[EXERCISE DETAILS] Those lines of the data that hold the word "brush" are to be copied out.

EXTRACTED INFORMATION below:

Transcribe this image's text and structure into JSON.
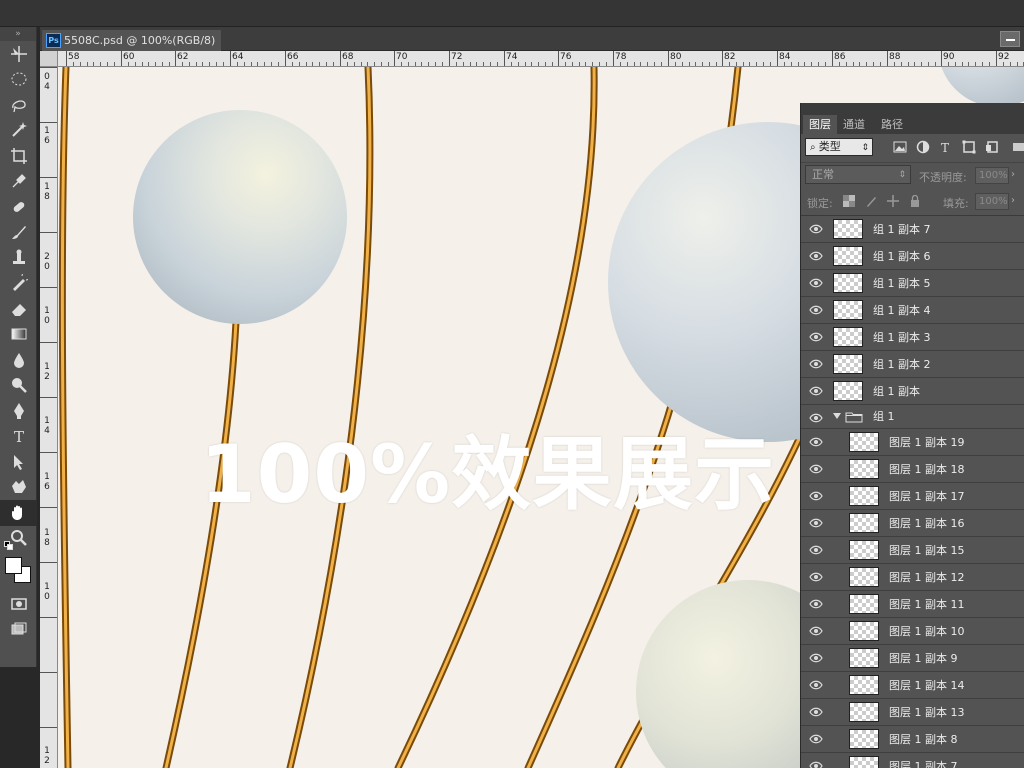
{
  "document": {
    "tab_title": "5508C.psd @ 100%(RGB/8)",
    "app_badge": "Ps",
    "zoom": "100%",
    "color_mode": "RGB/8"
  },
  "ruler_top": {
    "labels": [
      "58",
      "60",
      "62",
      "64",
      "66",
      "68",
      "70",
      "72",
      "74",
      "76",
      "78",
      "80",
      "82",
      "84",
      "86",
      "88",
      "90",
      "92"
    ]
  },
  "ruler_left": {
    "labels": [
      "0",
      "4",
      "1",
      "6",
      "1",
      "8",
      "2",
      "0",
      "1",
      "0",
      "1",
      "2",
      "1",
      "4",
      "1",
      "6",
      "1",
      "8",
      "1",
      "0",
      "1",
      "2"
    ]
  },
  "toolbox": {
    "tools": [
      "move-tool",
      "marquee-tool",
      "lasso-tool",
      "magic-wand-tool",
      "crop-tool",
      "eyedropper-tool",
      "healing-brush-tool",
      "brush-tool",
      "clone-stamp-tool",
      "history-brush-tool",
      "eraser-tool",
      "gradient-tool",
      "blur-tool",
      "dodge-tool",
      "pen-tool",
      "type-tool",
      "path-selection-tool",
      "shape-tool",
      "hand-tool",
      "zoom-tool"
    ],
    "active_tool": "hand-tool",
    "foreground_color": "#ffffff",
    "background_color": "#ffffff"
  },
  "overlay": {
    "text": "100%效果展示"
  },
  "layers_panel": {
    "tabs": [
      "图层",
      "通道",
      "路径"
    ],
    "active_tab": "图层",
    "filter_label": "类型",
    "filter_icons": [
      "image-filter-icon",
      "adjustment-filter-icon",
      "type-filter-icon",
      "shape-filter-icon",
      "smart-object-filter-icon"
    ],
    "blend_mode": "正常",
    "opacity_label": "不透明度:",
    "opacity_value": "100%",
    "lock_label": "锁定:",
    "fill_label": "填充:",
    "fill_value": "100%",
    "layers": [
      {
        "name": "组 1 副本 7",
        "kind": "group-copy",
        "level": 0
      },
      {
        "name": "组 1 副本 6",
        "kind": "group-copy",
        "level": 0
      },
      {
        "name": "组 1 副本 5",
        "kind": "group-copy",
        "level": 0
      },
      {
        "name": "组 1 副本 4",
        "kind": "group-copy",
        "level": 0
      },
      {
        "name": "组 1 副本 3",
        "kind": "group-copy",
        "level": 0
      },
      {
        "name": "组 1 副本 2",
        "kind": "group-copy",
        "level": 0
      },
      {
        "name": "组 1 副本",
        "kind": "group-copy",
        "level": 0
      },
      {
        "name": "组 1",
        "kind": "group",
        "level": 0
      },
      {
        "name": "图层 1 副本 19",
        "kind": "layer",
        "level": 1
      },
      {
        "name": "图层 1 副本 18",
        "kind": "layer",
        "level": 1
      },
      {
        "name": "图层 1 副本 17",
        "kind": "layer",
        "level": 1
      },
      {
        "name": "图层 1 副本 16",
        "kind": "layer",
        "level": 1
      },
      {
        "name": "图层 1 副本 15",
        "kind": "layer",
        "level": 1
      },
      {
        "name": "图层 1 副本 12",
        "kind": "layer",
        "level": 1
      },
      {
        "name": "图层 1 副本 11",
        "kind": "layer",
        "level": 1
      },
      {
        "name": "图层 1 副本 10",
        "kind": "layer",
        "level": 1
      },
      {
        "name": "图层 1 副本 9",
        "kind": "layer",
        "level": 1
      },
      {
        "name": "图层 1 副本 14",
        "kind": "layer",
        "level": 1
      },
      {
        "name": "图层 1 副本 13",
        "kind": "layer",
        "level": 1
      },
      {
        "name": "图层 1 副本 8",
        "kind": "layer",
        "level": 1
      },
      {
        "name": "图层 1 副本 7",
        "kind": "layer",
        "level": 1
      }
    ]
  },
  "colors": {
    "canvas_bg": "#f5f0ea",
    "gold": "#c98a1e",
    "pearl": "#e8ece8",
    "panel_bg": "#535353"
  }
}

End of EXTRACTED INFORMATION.

[SOLUTION]
      "healing-brush-tool",
      "brush-tool",
      "history-brush-tool",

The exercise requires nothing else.